  6. The fruits of the banyan tree can be painted green and passed off as grapes. The other miners in Advanced Finger Painting can be aware that these pretend-grapes taste foul and are toxic when consumed in excess; they can offer these pretend-grapes as pretend-consolation to the frail, whipped miner. The frail miner can swallow the entire bowl of pretend-grapes, and the other miners can revel in the success of the con. The frail miner can beam at them and beg for more. They can show enthusiasm in keeping the bowls of pretend-grapes coming. Halfway through the sixth bowl, the frail miner can tremble, can collapse to the ground, can get pulled away by the banyan tree, and can get swallowed up by the sacred ground. The banyan tree cannot, but everyone else can run away.
  7. The sheer size of the banyan tree can provide shade to all. The regrouped farmer-teachers, miner-students, and puppeteer-principal can huddle under it and salute in unison. They can sing a prayer wishing the frail, fallen miner a comfortable journey to depths much deeper than any mine. They can record a jingle extolling their camaraderie that can be used by the mining company in future marketing campaigns. They can bow before the banyan tree, which is the only witness to their collective guilt. They can thank the banyan tree for not raising a hue and cry over the injustice suffered by the frail miner and for deeming it a mere thread in the noose of daily injustices that asphyxiates the earth; they can thank the banyan tree for being pragmatic. The banyan tree can continue to remain silent. Silence can mean forgiveness.

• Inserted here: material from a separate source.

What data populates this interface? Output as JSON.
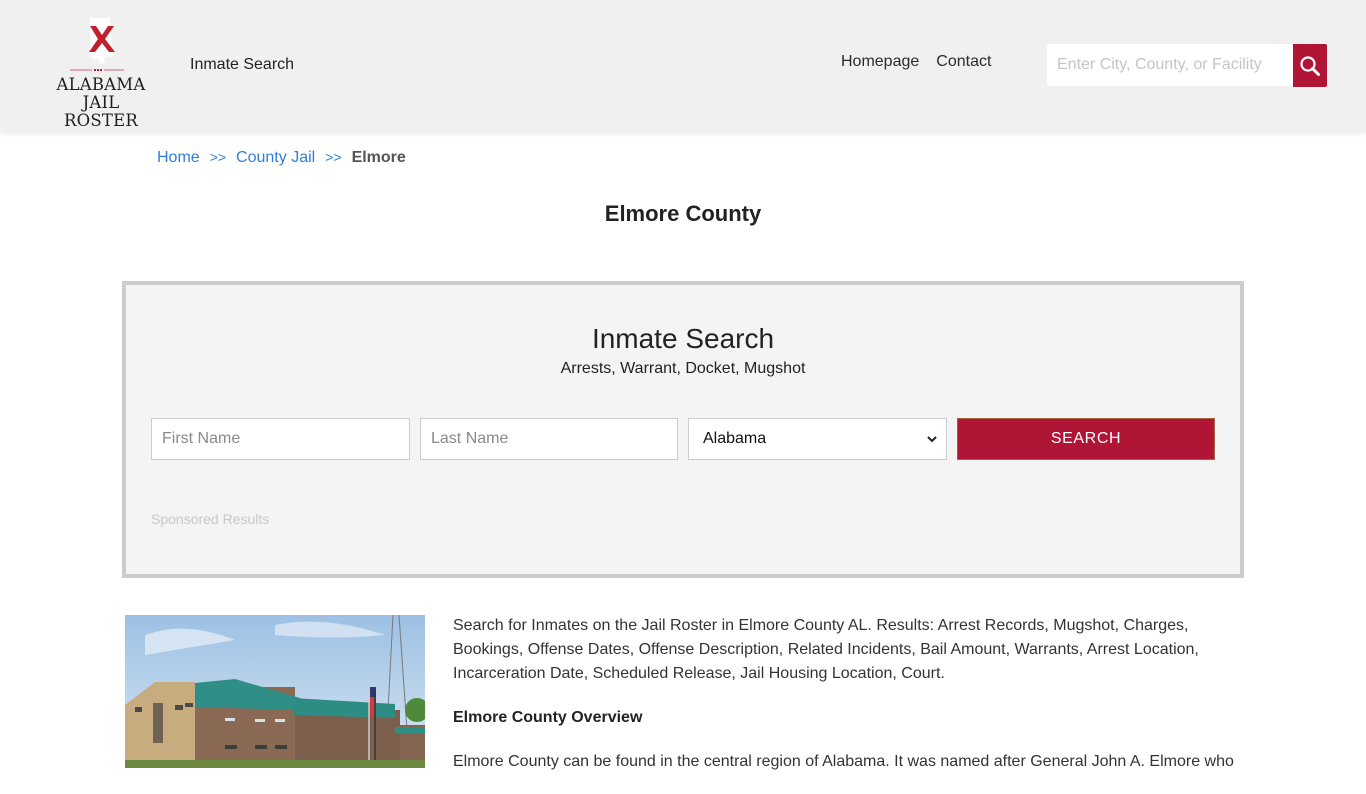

Subhravanu Das is an Indian writer living in Bhubaneswar. His work has appeared in Gordon Square Review, Atlas and Alice, MoonPark Review, and elsewhere.